Healthy Ride’s Bike Share and protected bike lanes are among the newest ways of improving transportation choices
Annual Census stats help us understand how Pittsburgh compares to the 60 largest US Cities
Every September, the US Census posts their American Community Survey (ACS) transportation stats for the previous year. This annual snapshot helps us see where we’re going, where we’ve been, while trying to understand some of the underlying trends, both locally and nationally.
For instance, some things that we’ve noticed from looking into this data:
- Pittsburgh’s bike commute share has doubled since 2007, when the City began installing bike lanes
- We have some of the highest walking rates in the country
- We are in the top-10 cities with a no car commute
- Our public transit share has unfortunately decreased, seemingly tied to funding issues
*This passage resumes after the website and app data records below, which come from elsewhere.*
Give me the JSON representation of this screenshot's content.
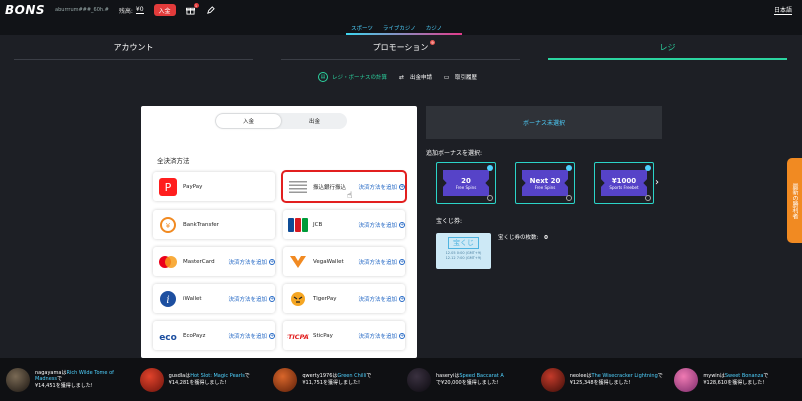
{
  "header": {
    "logo": "BONS",
    "username": "aburrrum###_60h.#",
    "balance_label": "残高:",
    "balance": "¥0",
    "deposit_button": "入金",
    "gift_badge": "1",
    "language": "日本語"
  },
  "categories": [
    "スポーツ",
    "ライブカジノ",
    "カジノ"
  ],
  "tabs": [
    {
      "label": "アカウント",
      "active": false
    },
    {
      "label": "プロモーション",
      "active": false,
      "badge": "9"
    },
    {
      "label": "レジ",
      "active": true
    }
  ],
  "subtabs": [
    {
      "label": "レジ・ボーナスの計算",
      "active": true
    },
    {
      "label": "出金申請",
      "active": false
    },
    {
      "label": "取引履歴",
      "active": false
    }
  ],
  "toggle": {
    "deposit": "入金",
    "withdraw": "出金"
  },
  "methods_title": "全決済方法",
  "payment_methods": [
    {
      "name": "PayPay",
      "add": ""
    },
    {
      "name": "振込銀行振込",
      "add": "決済方法を追加"
    },
    {
      "name": "BankTransfer",
      "add": ""
    },
    {
      "name": "JCB",
      "add": "決済方法を追加"
    },
    {
      "name": "MasterCard",
      "add": "決済方法を追加"
    },
    {
      "name": "VegaWallet",
      "add": "決済方法を追加"
    },
    {
      "name": "iWallet",
      "add": "決済方法を追加"
    },
    {
      "name": "TigerPay",
      "add": "決済方法を追加"
    },
    {
      "name": "EcoPayz",
      "add": "決済方法を追加"
    },
    {
      "name": "SticPay",
      "add": "決済方法を追加"
    }
  ],
  "bonus": {
    "none_selected": "ボーナス未選択",
    "add_title": "追加ボーナスを選択:",
    "cards": [
      {
        "big": "20",
        "small": "Free Spins"
      },
      {
        "big": "Next 20",
        "small": "Free Spins"
      },
      {
        "big": "¥1000",
        "small": "Sports Freebet"
      }
    ]
  },
  "lottery": {
    "title": "宝くじ券:",
    "ticket_label": "宝くじ",
    "ticket_line1": "12.05 0:00 (GMT+9)",
    "ticket_line2": "12.12 7:00 (GMT+9)",
    "count_label": "宝くじ券の枚数:",
    "count": "0"
  },
  "side_tab": "最新の勝利者",
  "winners": [
    {
      "user": "nagayama",
      "prefix": "は",
      "game": "Rich Wilde Tome of Madness",
      "suffix": "で",
      "amount": "¥14,451",
      "tail": "を獲得しました!"
    },
    {
      "user": "gusdla",
      "prefix": "は",
      "game": "Hot Slot: Magic Pearls",
      "suffix": "で",
      "amount": "¥14,281",
      "tail": "を獲得しました!"
    },
    {
      "user": "qwerty1976",
      "prefix": "は",
      "game": "Green Chilli",
      "suffix": "で",
      "amount": "¥11,751",
      "tail": "を獲得しました!"
    },
    {
      "user": "haseryi",
      "prefix": "は",
      "game": "Speed Baccarat A",
      "suffix": "で",
      "amount": "¥20,000",
      "tail": "を獲得しました!"
    },
    {
      "user": "neoleeは",
      "prefix": "",
      "game": "The Wisecracker Lightning",
      "suffix": "で",
      "amount": "¥125,348",
      "tail": "を獲得しました!"
    },
    {
      "user": "mywin",
      "prefix": "は",
      "game": "Sweet Bonanza",
      "suffix": "で",
      "amount": "¥128,610",
      "tail": "を獲得しました!"
    }
  ],
  "colors": {
    "accent": "#2bd4a0",
    "link": "#4fd2ff",
    "deposit": "#e23b3b",
    "highlight": "#e21f1f",
    "side_tab": "#f18a22",
    "bonus": "#5643c8"
  }
}
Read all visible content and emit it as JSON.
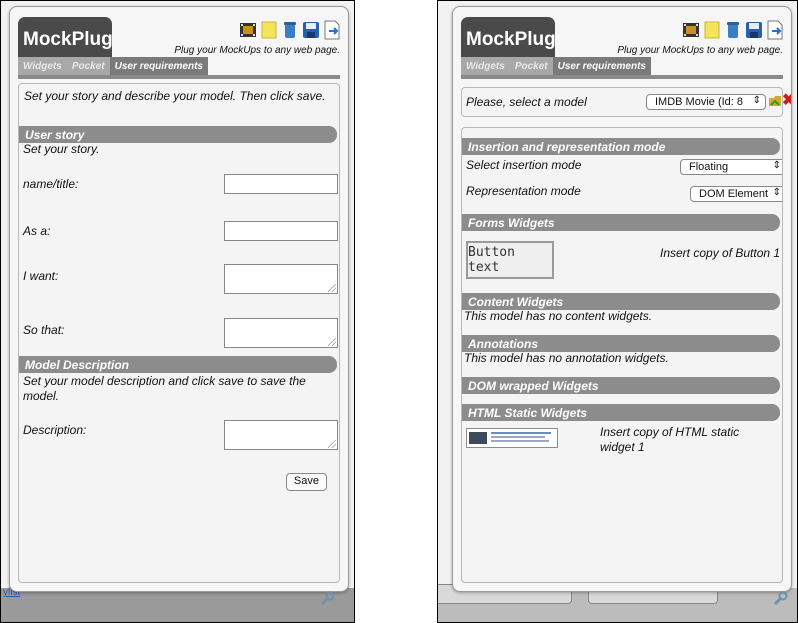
{
  "app": {
    "logo": "MockPlug",
    "tagline": "Plug your MockUps to any web page.",
    "tabs": [
      "Widgets",
      "Pocket",
      "User requirements"
    ]
  },
  "left_panel": {
    "intro": "Set your story and describe your model. Then click save.",
    "user_story": {
      "heading": "User story",
      "subtitle": "Set your story.",
      "fields": [
        {
          "label": "name/title:",
          "value": ""
        },
        {
          "label": "As a:",
          "value": ""
        },
        {
          "label": "I want:",
          "value": ""
        },
        {
          "label": "So that:",
          "value": ""
        }
      ]
    },
    "model_description": {
      "heading": "Model Description",
      "subtitle": "Set your model description and click save to save the model.",
      "field_label": "Description:"
    },
    "save_label": "Save",
    "background_link": "ylist"
  },
  "right_panel": {
    "select_model_label": "Please, select a model",
    "model_select_value": "IMDB Movie (Id: 8",
    "sections": {
      "insertion": "Insertion and representation mode",
      "forms": "Forms Widgets",
      "content": "Content Widgets",
      "annotations": "Annotations",
      "dom": "DOM wrapped Widgets",
      "html_static": "HTML Static Widgets"
    },
    "insertion_mode_label": "Select insertion mode",
    "insertion_mode_value": "Floating",
    "representation_label": "Representation mode",
    "representation_value": "DOM Element",
    "button_widget_text": "Button text",
    "insert_button_text": "Insert copy of Button 1",
    "no_content_text": "This model has no content widgets.",
    "no_annotation_text": "This model has no annotation widgets.",
    "insert_static_text": "Insert copy of HTML static widget 1"
  },
  "icons": [
    "film-icon",
    "note-icon",
    "trash-icon",
    "floppy-disk-icon",
    "export-icon",
    "folder-icon",
    "delete-x-icon",
    "wrench-icon"
  ]
}
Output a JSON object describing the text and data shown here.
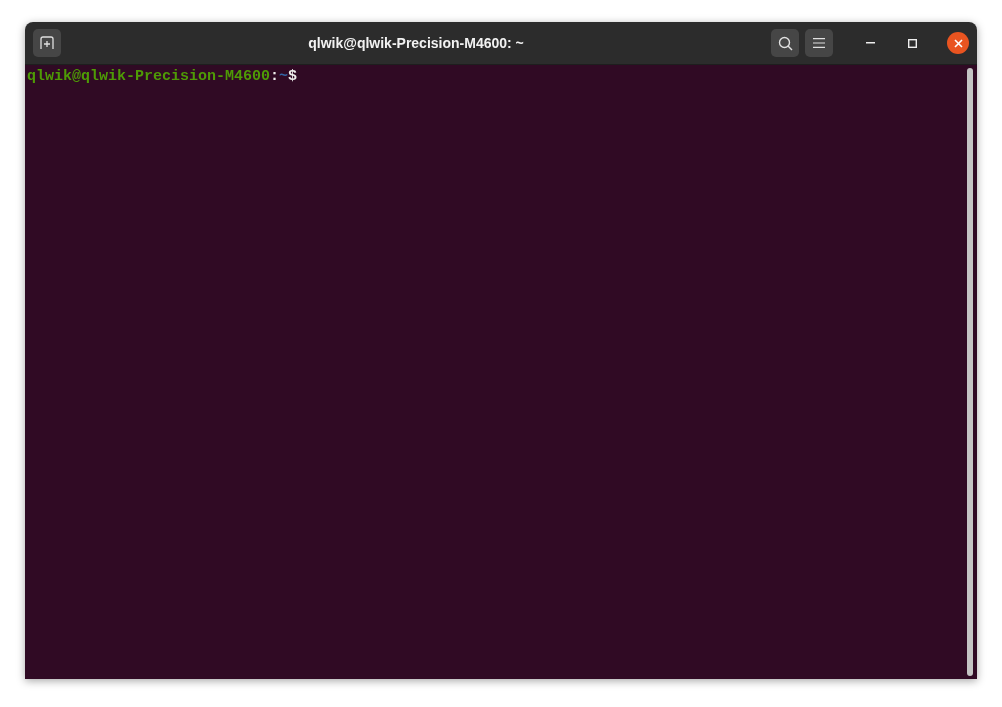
{
  "window": {
    "title": "qlwik@qlwik-Precision-M4600: ~"
  },
  "terminal": {
    "prompt": {
      "user_host": "qlwik@qlwik-Precision-M4600",
      "separator": ":",
      "path": "~",
      "symbol": "$"
    }
  }
}
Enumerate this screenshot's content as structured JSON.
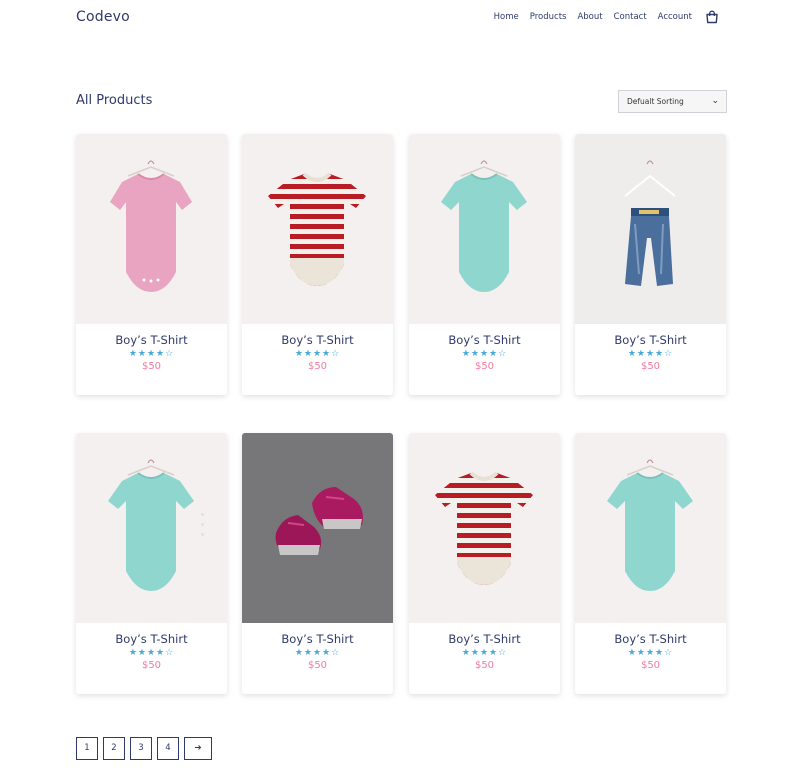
{
  "header": {
    "logo": "Codevo",
    "nav": [
      "Home",
      "Products",
      "About",
      "Contact",
      "Account"
    ]
  },
  "main": {
    "title": "All Products",
    "sort": {
      "selected": "Defualt Sorting"
    }
  },
  "products": [
    {
      "name": "Boy’s T-Shirt",
      "stars": "★★★★☆",
      "price": "$50",
      "image": "pink-bodysuit"
    },
    {
      "name": "Boy’s T-Shirt",
      "stars": "★★★★☆",
      "price": "$50",
      "image": "striped-bodysuit"
    },
    {
      "name": "Boy’s T-Shirt",
      "stars": "★★★★☆",
      "price": "$50",
      "image": "mint-bodysuit"
    },
    {
      "name": "Boy’s T-Shirt",
      "stars": "★★★★☆",
      "price": "$50",
      "image": "denim-jeans"
    },
    {
      "name": "Boy’s T-Shirt",
      "stars": "★★★★☆",
      "price": "$50",
      "image": "mint-bodysuit"
    },
    {
      "name": "Boy’s T-Shirt",
      "stars": "★★★★☆",
      "price": "$50",
      "image": "pink-sneakers"
    },
    {
      "name": "Boy’s T-Shirt",
      "stars": "★★★★☆",
      "price": "$50",
      "image": "striped-bodysuit"
    },
    {
      "name": "Boy’s T-Shirt",
      "stars": "★★★★☆",
      "price": "$50",
      "image": "mint-bodysuit"
    }
  ],
  "pagination": {
    "pages": [
      "1",
      "2",
      "3",
      "4"
    ],
    "next": "➔"
  },
  "colors": {
    "primary": "#2f3a6b",
    "star": "#49a9d9",
    "price": "#f27aa0"
  }
}
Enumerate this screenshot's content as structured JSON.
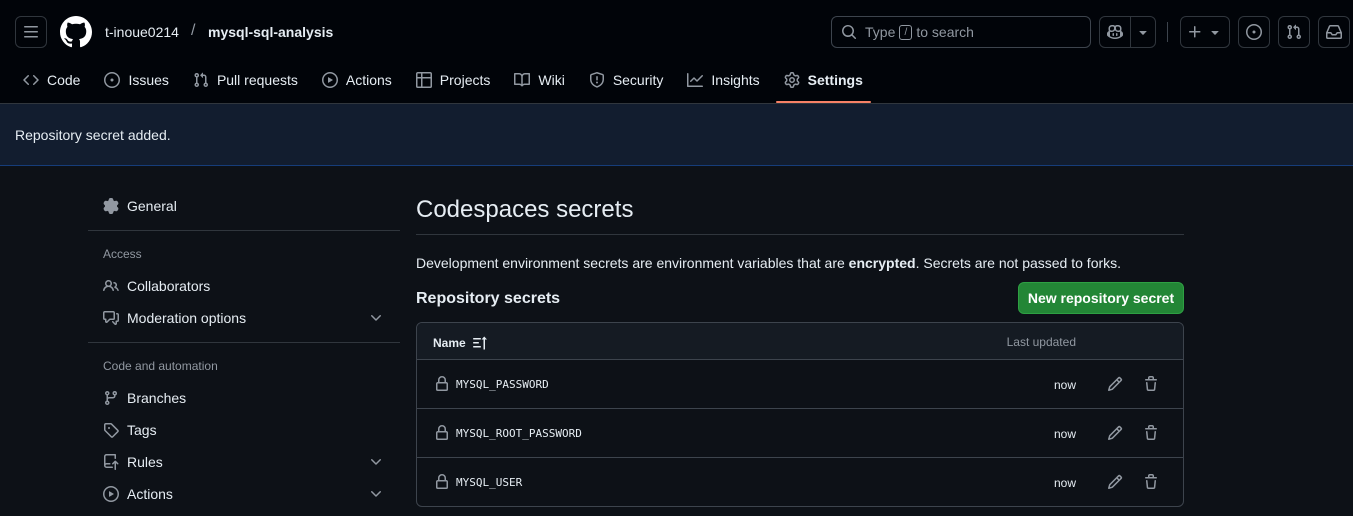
{
  "header": {
    "owner": "t-inoue0214",
    "separator": "/",
    "repo": "mysql-sql-analysis",
    "search_prefix": "Type",
    "search_key": "/",
    "search_suffix": "to search"
  },
  "tabs": [
    {
      "label": "Code",
      "icon": "code-icon"
    },
    {
      "label": "Issues",
      "icon": "issue-icon"
    },
    {
      "label": "Pull requests",
      "icon": "pull-request-icon"
    },
    {
      "label": "Actions",
      "icon": "play-icon"
    },
    {
      "label": "Projects",
      "icon": "table-icon"
    },
    {
      "label": "Wiki",
      "icon": "book-icon"
    },
    {
      "label": "Security",
      "icon": "shield-icon"
    },
    {
      "label": "Insights",
      "icon": "graph-icon"
    },
    {
      "label": "Settings",
      "icon": "gear-icon",
      "active": true
    }
  ],
  "flash": {
    "message": "Repository secret added."
  },
  "sidebar": {
    "general": "General",
    "access_heading": "Access",
    "collaborators": "Collaborators",
    "moderation": "Moderation options",
    "code_heading": "Code and automation",
    "branches": "Branches",
    "tags": "Tags",
    "rules": "Rules",
    "actions": "Actions"
  },
  "main": {
    "title": "Codespaces secrets",
    "desc_before": "Development environment secrets are environment variables that are ",
    "desc_bold": "encrypted",
    "desc_after": ". Secrets are not passed to forks.",
    "section_title": "Repository secrets",
    "new_button": "New repository secret",
    "table": {
      "col_name": "Name",
      "col_updated": "Last updated",
      "rows": [
        {
          "name": "MYSQL_PASSWORD",
          "updated": "now"
        },
        {
          "name": "MYSQL_ROOT_PASSWORD",
          "updated": "now"
        },
        {
          "name": "MYSQL_USER",
          "updated": "now"
        }
      ]
    }
  },
  "colors": {
    "background": "#0d1117",
    "header_bg": "#010409",
    "flash_bg": "#121d2f",
    "primary_button": "#238636",
    "active_tab_underline": "#f78166"
  }
}
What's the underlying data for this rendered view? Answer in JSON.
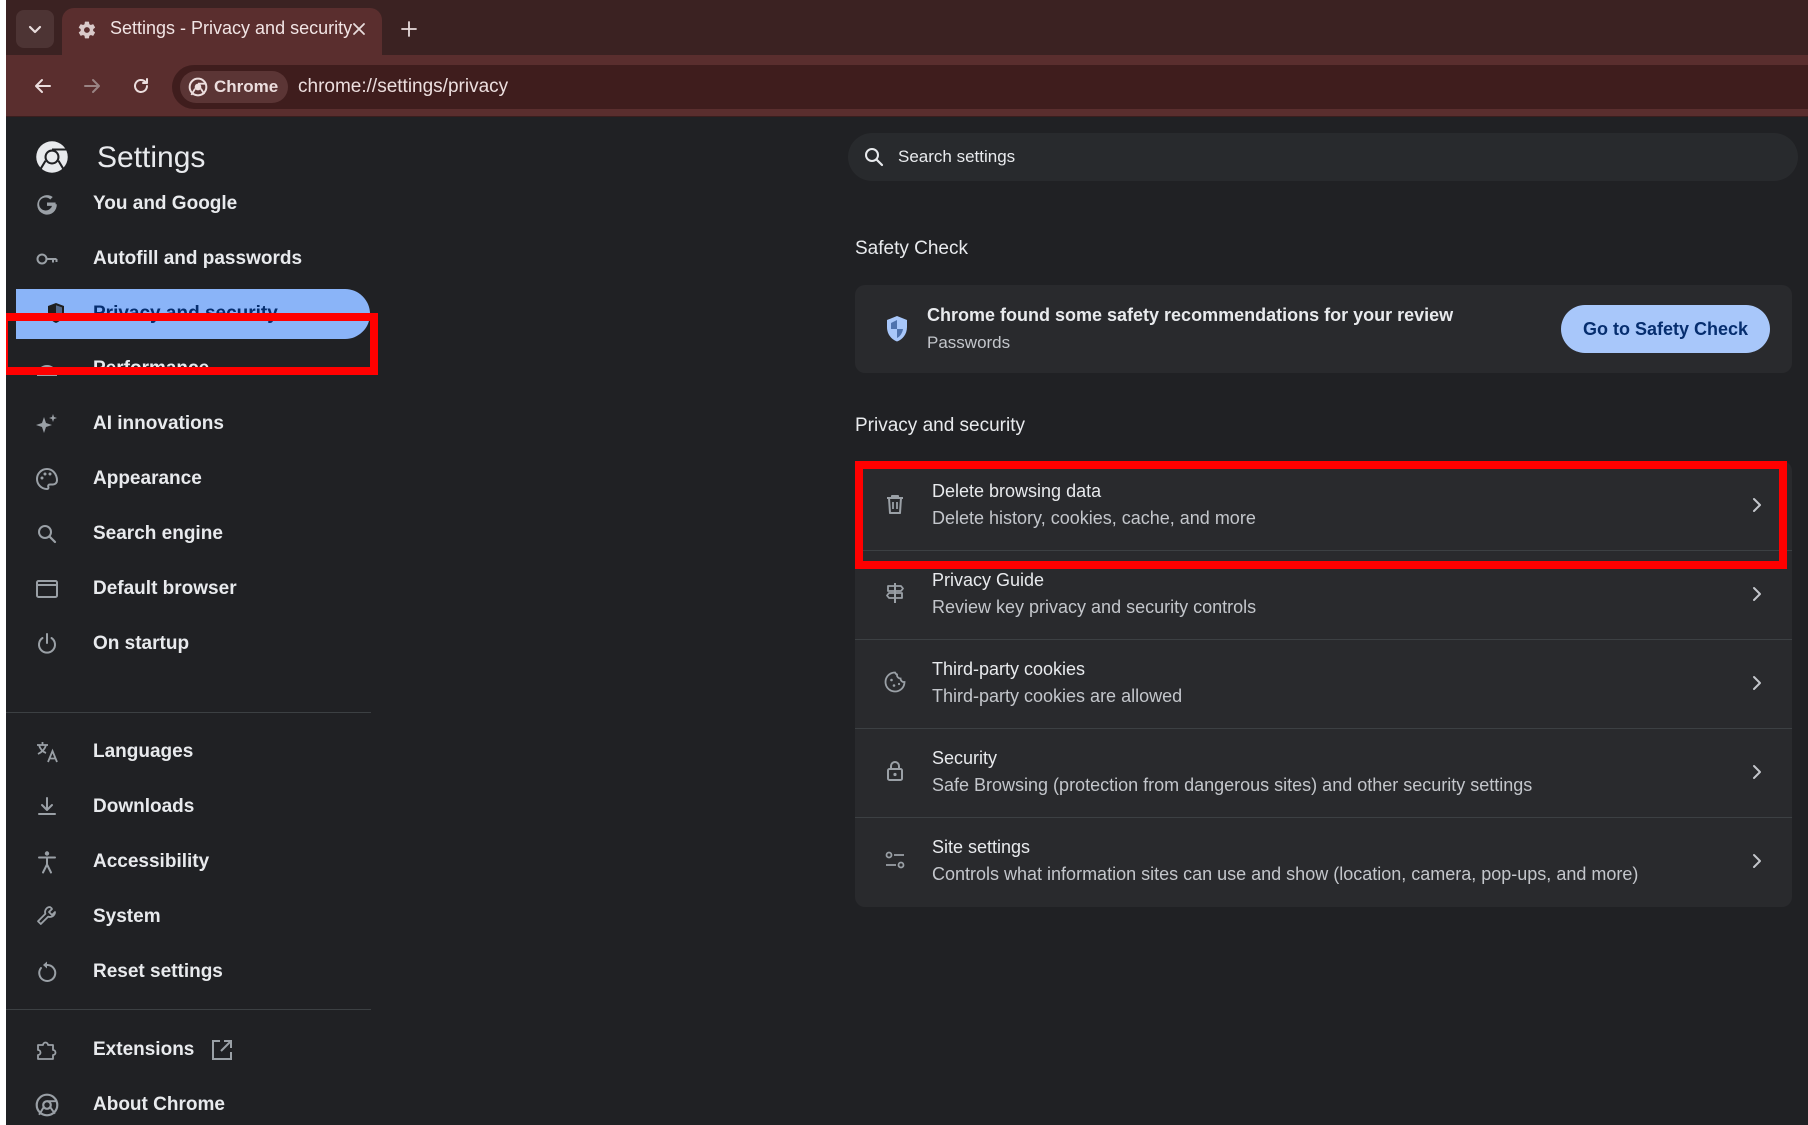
{
  "browser": {
    "tab_title": "Settings - Privacy and security",
    "chip_label": "Chrome",
    "url": "chrome://settings/privacy",
    "icons": {
      "tab_menu": "chevron-down-icon",
      "tab_favicon": "gear-icon",
      "tab_close": "close-icon",
      "new_tab": "plus-icon",
      "back": "arrow-left-icon",
      "forward": "arrow-right-icon",
      "reload": "reload-icon"
    }
  },
  "sidebar": {
    "title": "Settings",
    "items": [
      {
        "label": "You and Google",
        "icon": "google-icon"
      },
      {
        "label": "Autofill and passwords",
        "icon": "key-icon"
      },
      {
        "label": "Privacy and security",
        "icon": "shield-icon",
        "selected": true
      },
      {
        "label": "Performance",
        "icon": "speedometer-icon"
      },
      {
        "label": "AI innovations",
        "icon": "sparkle-icon"
      },
      {
        "label": "Appearance",
        "icon": "palette-icon"
      },
      {
        "label": "Search engine",
        "icon": "search-icon"
      },
      {
        "label": "Default browser",
        "icon": "browser-window-icon"
      },
      {
        "label": "On startup",
        "icon": "power-icon"
      },
      {
        "label": "Languages",
        "icon": "translate-icon"
      },
      {
        "label": "Downloads",
        "icon": "download-icon"
      },
      {
        "label": "Accessibility",
        "icon": "accessibility-icon"
      },
      {
        "label": "System",
        "icon": "wrench-icon"
      },
      {
        "label": "Reset settings",
        "icon": "reset-icon"
      },
      {
        "label": "Extensions",
        "icon": "puzzle-icon"
      },
      {
        "label": "About Chrome",
        "icon": "chrome-icon"
      }
    ]
  },
  "search": {
    "placeholder": "Search settings"
  },
  "safety_check": {
    "section_title": "Safety Check",
    "title": "Chrome found some safety recommendations for your review",
    "subtitle": "Passwords",
    "button": "Go to Safety Check"
  },
  "privacy": {
    "section_title": "Privacy and security",
    "rows": [
      {
        "title": "Delete browsing data",
        "subtitle": "Delete history, cookies, cache, and more",
        "icon": "trash-icon"
      },
      {
        "title": "Privacy Guide",
        "subtitle": "Review key privacy and security controls",
        "icon": "signpost-icon"
      },
      {
        "title": "Third-party cookies",
        "subtitle": "Third-party cookies are allowed",
        "icon": "cookie-icon"
      },
      {
        "title": "Security",
        "subtitle": "Safe Browsing (protection from dangerous sites) and other security settings",
        "icon": "lock-icon"
      },
      {
        "title": "Site settings",
        "subtitle": "Controls what information sites can use and show (location, camera, pop-ups, and more)",
        "icon": "sliders-icon"
      }
    ]
  },
  "colors": {
    "highlight": "#ff0000",
    "accent": "#8ab4f8",
    "button_bg": "#a8c7fa",
    "tab_strip": "#3b2222",
    "toolbar": "#5a2e2e",
    "page_bg": "#202124"
  }
}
- There are a lot of Pittsburghers who have no access to a car
This is now our tenth year reporting on the data for the 60 largest US cities (2006) (2007) (2008) (2009) (2010) (2011) (2012) (2013) (2014). As the ACS has some flaws, these numbers should not be taken at face value (see below).
Affordable housing + Affordable Transportation
This year, due to a rapidly changing Pittsburgh, there is a renewed focus on affordable housing. An important part of affordable housing is also affordable and convenient transportation. Rising home and rent prices have driven some people out of neighborhoods that they’ve lived in for a long time. If an inexpensive house is located in a place that you need to own a car, then it is no longer affordable.
Initiatives like the Port Authority’s bike racks on buses program help reduce car dependency
The ACS tracks a lot of things, and one thing that it tracks, that we’ve never reported on, is the number of households in a city with no access to a car. Not surprisingly, cities where households have less access to a car, also see higher rates of biking, walking, and transit.
What was surprising (at least to us) was the large number of households in Pittsburgh that have no access to a vehicle. The ACS reveals that approximately a 25% of Pittsburgh households claim no access to a car, as well as approximately 13% of Pittsburgh workers, placing us 8th in the country (out of largest 60 cities) in this metric. According to the Department of Housing and Urban Development’s Guidebook for Creating Connected Communities, typical households in auto-dependent neighborhoods spend about 25 percent of their income on transportation costs, but this number drops to 9 percent in neighborhoods that are more connected with a variety of mobility options.
Combined with a decrease in affordable housing stock, these figures make it clear that affordable housing and affordable transportation choices must go hand in hand.
What is the American Community Survey?
The American Community Survey is the country’s largest household survey, reporting its findings every year. With a sample size of about 3 million addresses, this is only an estimate, but is by far the best tool that we have understanding trends in the United States. The survey uses questionnaires and interviews to gather information on demographic, economic, and housing characteristics.
ACS limitations, notes, and cautions
- The ACS asks only about commuting. It does not tell us about bicycling for non-work purposes.
- Results are based on a survey of a sample of the population. Surveys take place throughout the year. The journey to work question asks respondents about the previous week.
- The journey to work question asks about the primary mode of transportation to work. The wording of the question undercounts the actual amount of bike commuting that occurs. It does not count people who rode once or twice a week or people who bike to transit (if the transit leg is longer than the bike leg).
- Since the ACS is a survey of a sample, the results are estimates. The ACS releases a margin of error along with the estimate. Users can add and subtract the margin of error value from the estimate to find the top and bottom of the range within which the ACS is 90 percent confident in their estimate lies. Margins of error are reported on with the data on the ACS site.
- Changes among years may not be statistically significant.
- The numbers reported here are for the “principal city,” not the larger Metropolitan Statistical Area (MSA).